On Friday, July 15, heads of state and leaders of EU governments were due to hold an urgent meeting to discuss possible responses to the crisis in the eurozone. It was the wish of European Council President Herman Van Rompuy, who has been trying since his appointment to establish himself as the host of this prestigious Areopagus. Alas, Europe’s leaders, with Angela Merkel at their head, have turned down the invitation, demonstrating their inability to act against what increasingly looks like a threat to the very existence of the European Union as we know it.

The wider situation has been grasped: Greece is nearing bankruptcy, despite belt-tightening and the money from the EU and the IMF; the Portuguese and Irish sovereign debts have been downgraded to “junk" by the rating agencies; and Italy is being forced, practically with a knife to her throat, to adopt a plan to cut 40 billion euros in spending. In response, the 17 states of the eurozone, as well as the European Central Bank and the Commission, are arguing over the strategy to adopt. “Owing to a lack of political leadership, squabbles over the conditions for the banking sector’s participation in the new aid package to Greece are leading nowhere. However, dear ministers, this is like nursing a cold when it’s cancer that’s the threat," [lamented Le Monde](http://abonnes.lemonde.fr/idees/article/2011/07/12/ces-gamins-qui-nous-gouvernent_1547754_3232.html" http://abonnes.lemonde.fr/idees/article/2011/07/12/ces-gamins-qui-nous-gouvernent_1547754_3232.html)after the last unsuccessful meeting of finance ministers.

Our leaders are, however working under mitigating circumstances – but those circumstances give even more reason for concern. The first, as Die Zeit explains, is that they must choose between, on one hand, domestic political pressure not to finance clearly useless bailouts that burden the people without troubling the banks – and, on the other, a financial sector that imposes its own rhythm, undermines states, and yet retains a strong argument: that its money is indispensable for financing state debts.
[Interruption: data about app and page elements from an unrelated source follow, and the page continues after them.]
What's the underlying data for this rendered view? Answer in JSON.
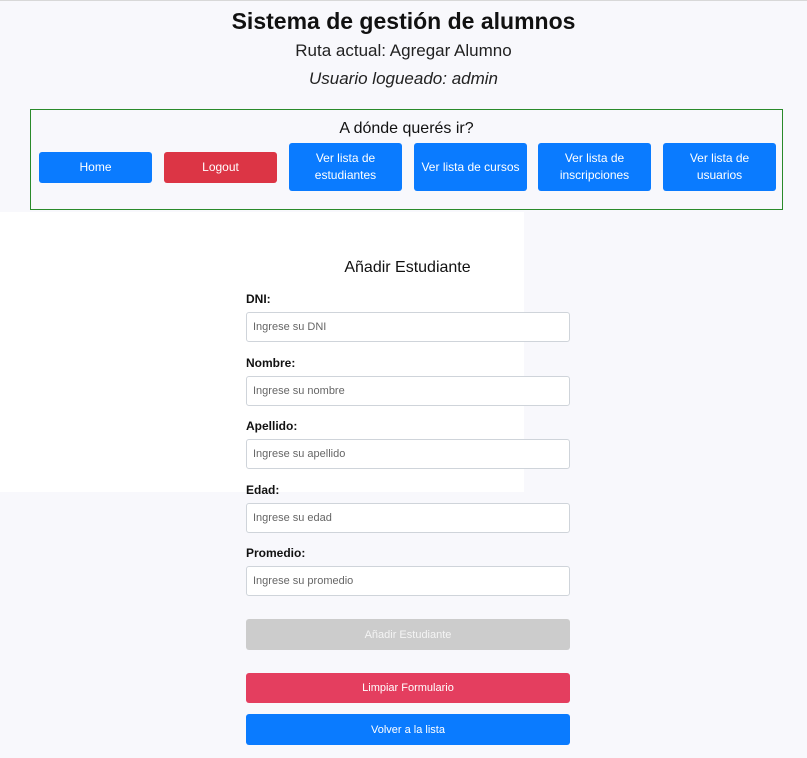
{
  "header": {
    "title": "Sistema de gestión de alumnos",
    "route": "Ruta actual: Agregar Alumno",
    "user": "Usuario logueado: admin"
  },
  "nav": {
    "title": "A dónde querés ir?",
    "buttons": [
      {
        "label": "Home",
        "color": "#0a7bff"
      },
      {
        "label": "Logout",
        "color": "#dc3545"
      },
      {
        "label": "Ver lista de estudiantes",
        "color": "#0a7bff"
      },
      {
        "label": "Ver lista de cursos",
        "color": "#0a7bff"
      },
      {
        "label": "Ver lista de inscripciones",
        "color": "#0a7bff"
      },
      {
        "label": "Ver lista de usuarios",
        "color": "#0a7bff"
      }
    ]
  },
  "form": {
    "title": "Añadir Estudiante",
    "fields": [
      {
        "label": "DNI:",
        "placeholder": "Ingrese su DNI",
        "value": ""
      },
      {
        "label": "Nombre:",
        "placeholder": "Ingrese su nombre",
        "value": ""
      },
      {
        "label": "Apellido:",
        "placeholder": "Ingrese su apellido",
        "value": ""
      },
      {
        "label": "Edad:",
        "placeholder": "Ingrese su edad",
        "value": ""
      },
      {
        "label": "Promedio:",
        "placeholder": "Ingrese su promedio",
        "value": ""
      }
    ],
    "submit_label": "Añadir Estudiante",
    "submit_disabled": true,
    "clear_label": "Limpiar Formulario",
    "back_label": "Volver a la lista"
  },
  "colors": {
    "primary": "#0a7bff",
    "danger": "#dc3545",
    "clear": "#e43e5f",
    "disabled": "#cccccc",
    "nav_border": "#2a8a2a"
  }
}
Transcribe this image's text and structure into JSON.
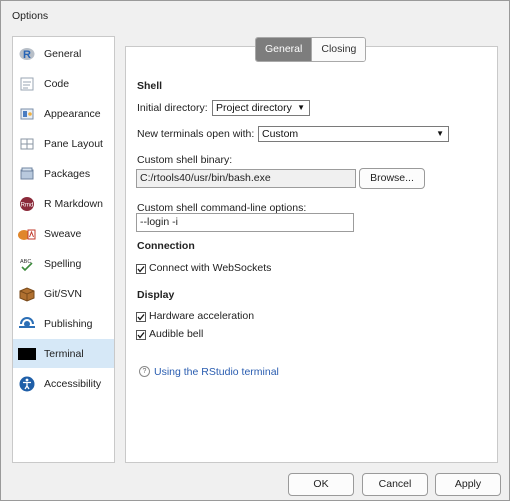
{
  "window": {
    "title": "Options"
  },
  "sidebar": {
    "items": [
      {
        "label": "General",
        "icon": "r-logo-icon"
      },
      {
        "label": "Code",
        "icon": "code-icon"
      },
      {
        "label": "Appearance",
        "icon": "appearance-icon"
      },
      {
        "label": "Pane Layout",
        "icon": "pane-layout-icon"
      },
      {
        "label": "Packages",
        "icon": "packages-icon"
      },
      {
        "label": "R Markdown",
        "icon": "rmarkdown-icon"
      },
      {
        "label": "Sweave",
        "icon": "sweave-icon"
      },
      {
        "label": "Spelling",
        "icon": "spelling-icon"
      },
      {
        "label": "Git/SVN",
        "icon": "git-svn-icon"
      },
      {
        "label": "Publishing",
        "icon": "publishing-icon"
      },
      {
        "label": "Terminal",
        "icon": "terminal-icon"
      },
      {
        "label": "Accessibility",
        "icon": "accessibility-icon"
      }
    ],
    "selected": "Terminal"
  },
  "tabs": [
    {
      "label": "General"
    },
    {
      "label": "Closing"
    }
  ],
  "shell": {
    "heading": "Shell",
    "initial_directory_label": "Initial directory:",
    "initial_directory_value": "Project directory",
    "new_terminals_label": "New terminals open with:",
    "new_terminals_value": "Custom",
    "custom_binary_label": "Custom shell binary:",
    "custom_binary_value": "C:/rtools40/usr/bin/bash.exe",
    "browse_label": "Browse...",
    "cmdline_label": "Custom shell command-line options:",
    "cmdline_value": "--login -i"
  },
  "connection": {
    "heading": "Connection",
    "websockets_label": "Connect with WebSockets",
    "websockets_checked": true
  },
  "display": {
    "heading": "Display",
    "hw_accel_label": "Hardware acceleration",
    "hw_accel_checked": true,
    "audible_bell_label": "Audible bell",
    "audible_bell_checked": true
  },
  "help_link": {
    "text": "Using the RStudio terminal",
    "icon": "help-icon"
  },
  "footer": {
    "ok_label": "OK",
    "cancel_label": "Cancel",
    "apply_label": "Apply"
  },
  "colors": {
    "selection": "#d6e8f7",
    "active_tab": "#7d7d7d",
    "link": "#2a5db0"
  }
}
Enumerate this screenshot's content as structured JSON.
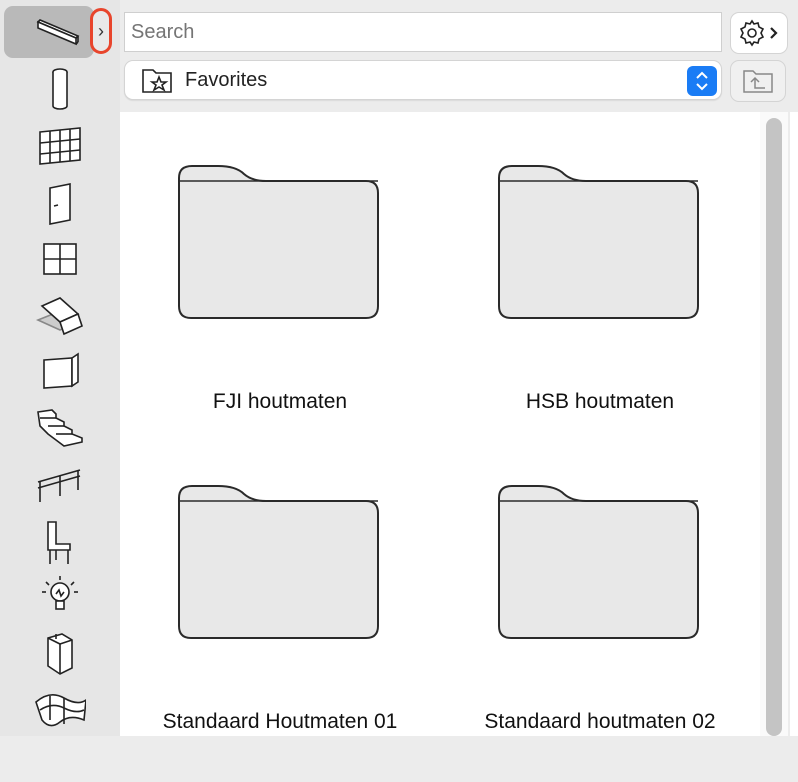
{
  "search": {
    "placeholder": "Search"
  },
  "library": {
    "selected": "Favorites"
  },
  "folders": [
    {
      "name": "FJI houtmaten"
    },
    {
      "name": "HSB houtmaten"
    },
    {
      "name": "Standaard Houtmaten 01"
    },
    {
      "name": "Standaard houtmaten 02"
    }
  ],
  "tools": [
    "beam-icon",
    "column-icon",
    "curtain-wall-icon",
    "door-icon",
    "window-icon",
    "slab-icon",
    "wall-icon",
    "stair-icon",
    "railing-icon",
    "chair-icon",
    "lamp-icon",
    "equipment-icon",
    "mesh-icon"
  ],
  "colors": {
    "accent": "#1a7cf5",
    "highlight": "#e8452c"
  }
}
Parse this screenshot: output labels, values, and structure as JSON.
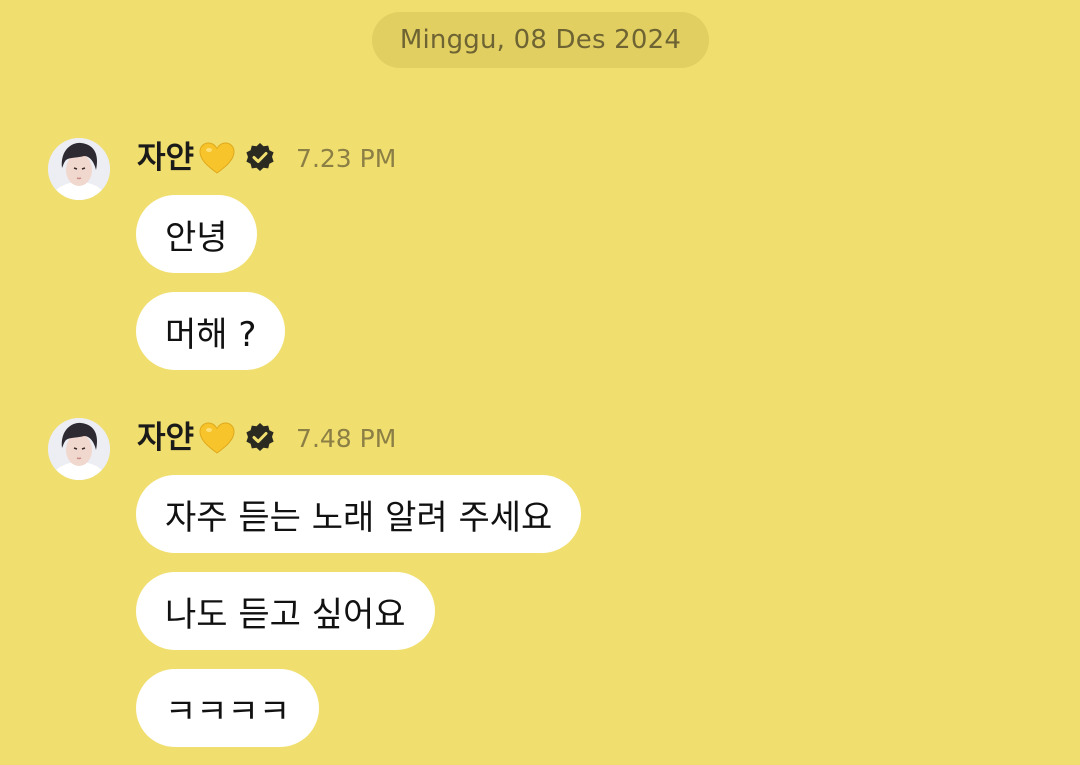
{
  "date_separator": "Minggu, 08 Des 2024",
  "groups": [
    {
      "sender": "자얀",
      "time": "7.23 PM",
      "messages": [
        "안녕",
        "머해 ?"
      ]
    },
    {
      "sender": "자얀",
      "time": "7.48 PM",
      "messages": [
        "자주 듣는 노래 알려 주세요",
        "나도 듣고 싶어요",
        "ㅋㅋㅋㅋ"
      ]
    }
  ],
  "icons": {
    "heart": "yellow-heart-icon",
    "verified": "verified-badge-icon"
  },
  "colors": {
    "background": "#F0DE6E",
    "bubble": "#FFFFFF",
    "date_pill": "#E2CF62",
    "heart": "#F7C52B",
    "badge": "#2B2A20"
  }
}
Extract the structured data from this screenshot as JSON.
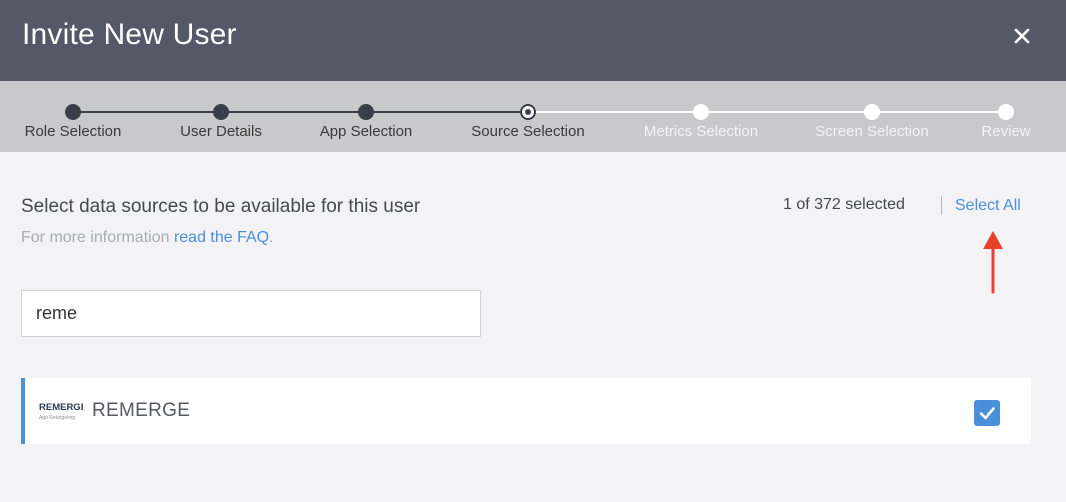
{
  "header": {
    "title": "Invite New User",
    "close_icon": "close-icon"
  },
  "stepper": {
    "steps": [
      {
        "label": "Role Selection",
        "state": "done"
      },
      {
        "label": "User Details",
        "state": "done"
      },
      {
        "label": "App Selection",
        "state": "done"
      },
      {
        "label": "Source Selection",
        "state": "current"
      },
      {
        "label": "Metrics Selection",
        "state": "todo"
      },
      {
        "label": "Screen Selection",
        "state": "todo"
      },
      {
        "label": "Review",
        "state": "todo"
      }
    ]
  },
  "main": {
    "instructions": "Select data sources to be available for this user",
    "faq_prefix": "For more information ",
    "faq_link": "read the FAQ",
    "faq_suffix": ".",
    "selected_count": "1 of 372 selected",
    "select_all": "Select All",
    "search_value": "reme",
    "results": [
      {
        "name": "REMERGE",
        "logo_text": "REMERGE",
        "logo_sub": "App Retargeting",
        "checked": true
      }
    ]
  },
  "colors": {
    "header_bg": "#545967",
    "stepper_bg": "#c9c9cb",
    "accent": "#4a90d9",
    "annotation_arrow": "#e8402c"
  }
}
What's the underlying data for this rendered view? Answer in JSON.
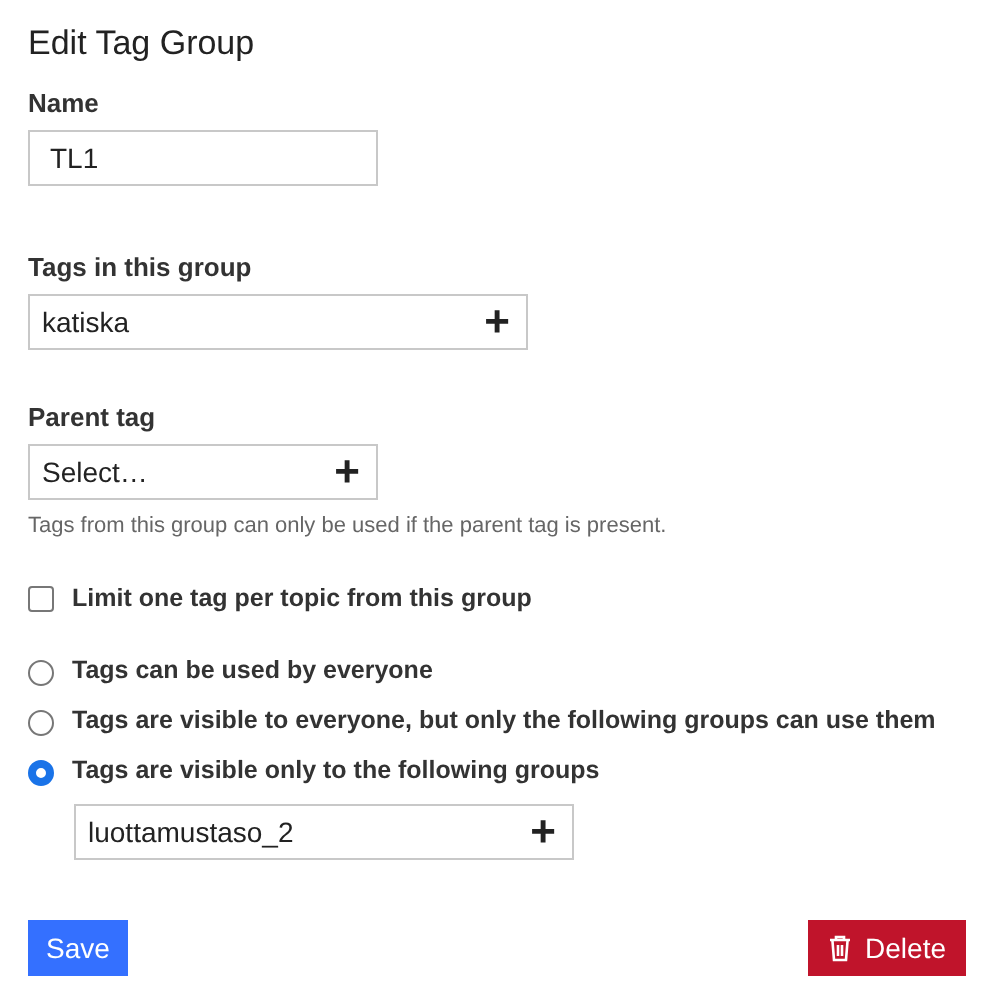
{
  "title": "Edit Tag Group",
  "name_field": {
    "label": "Name",
    "value": "TL1"
  },
  "tags_field": {
    "label": "Tags in this group",
    "value": "katiska",
    "button": "+"
  },
  "parent_field": {
    "label": "Parent tag",
    "value": "Select…",
    "button": "+",
    "help": "Tags from this group can only be used if the parent tag is present."
  },
  "limit_checkbox": {
    "label": "Limit one tag per topic from this group",
    "checked": false
  },
  "visibility": [
    {
      "label": "Tags can be used by everyone",
      "selected": false
    },
    {
      "label": "Tags are visible to everyone, but only the following groups can use them",
      "selected": false
    },
    {
      "label": "Tags are visible only to the following groups",
      "selected": true
    }
  ],
  "groups_field": {
    "value": "luottamustaso_2",
    "button": "+"
  },
  "buttons": {
    "save": "Save",
    "delete": "Delete"
  }
}
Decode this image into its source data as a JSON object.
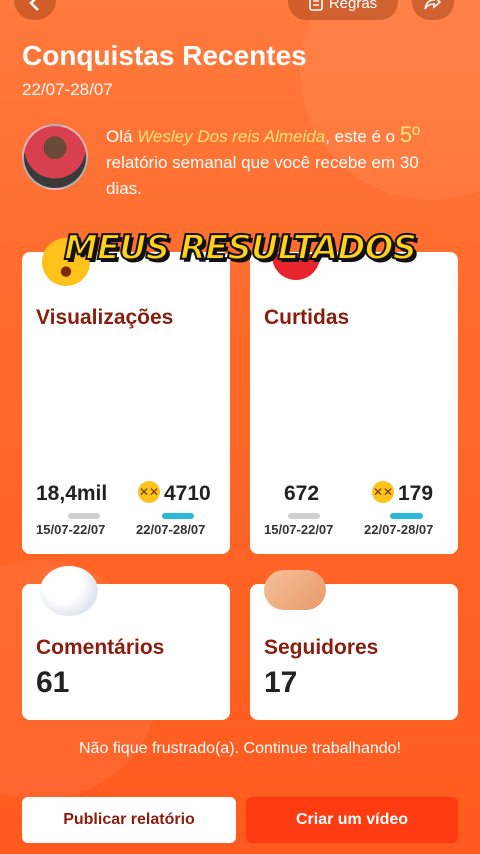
{
  "topbar": {
    "back_icon": "chevron-left-icon",
    "rules_label": "Regras",
    "rules_icon": "document-icon",
    "share_icon": "share-icon"
  },
  "header": {
    "title": "Conquistas Recentes",
    "date_range": "22/07-28/07"
  },
  "intro": {
    "prefix": "Olá ",
    "user_name": "Wesley Dos reis Almeida",
    "middle": ", este é o ",
    "ordinal": "5º",
    "suffix": " relatório semanal que você recebe em 30 dias."
  },
  "banner": {
    "text": "MEUS RESULTADOS"
  },
  "cards": {
    "views": {
      "title": "Visualizações",
      "icon": "surprised-face-icon",
      "prev_value": "18,4mil",
      "cur_value": "4710",
      "prev_period": "15/07-22/07",
      "cur_period": "22/07-28/07",
      "prev_bar_fraction": 1.0,
      "cur_bar_fraction": 0.26
    },
    "likes": {
      "title": "Curtidas",
      "icon": "heart-icon",
      "prev_value": "672",
      "cur_value": "179",
      "prev_period": "15/07-22/07",
      "cur_period": "22/07-28/07",
      "prev_bar_fraction": 1.0,
      "cur_bar_fraction": 0.27
    },
    "comments": {
      "title": "Comentários",
      "icon": "speech-bubble-icon",
      "value": "61"
    },
    "followers": {
      "title": "Seguidores",
      "icon": "handshake-icon",
      "value": "17"
    }
  },
  "footer": {
    "message": "Não fique frustrado(a). Continue trabalhando!",
    "publish_label": "Publicar relatório",
    "create_label": "Criar um vídeo"
  },
  "colors": {
    "background": "#ff6a2a",
    "title_dark_red": "#8a1e0e",
    "highlight_yellow": "#ffe37a",
    "bar_current": "#2bb7d9",
    "bar_previous": "#cfcfcf",
    "primary_button": "#ff3b12"
  }
}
The second comes from across the Atlantic. On July 14 Standard & Poor's threatened to downgrade the credit rating of the United States. In Washington, Obama has so far failed to end the budget standoff with the Republicans. The financial crisis shaking Europe is thus threatening to undermine America, which would just worsen the situation on our continent further. US officials, however, don’t seem any more up to the task than the Europeans.

Whether indecisive, incompetent or simply paralysed by this challenge and the feeling of no longer being in control of the destiny of their countries, EU leaders must show determination. But it would take a very clever leader to show us the right way forward.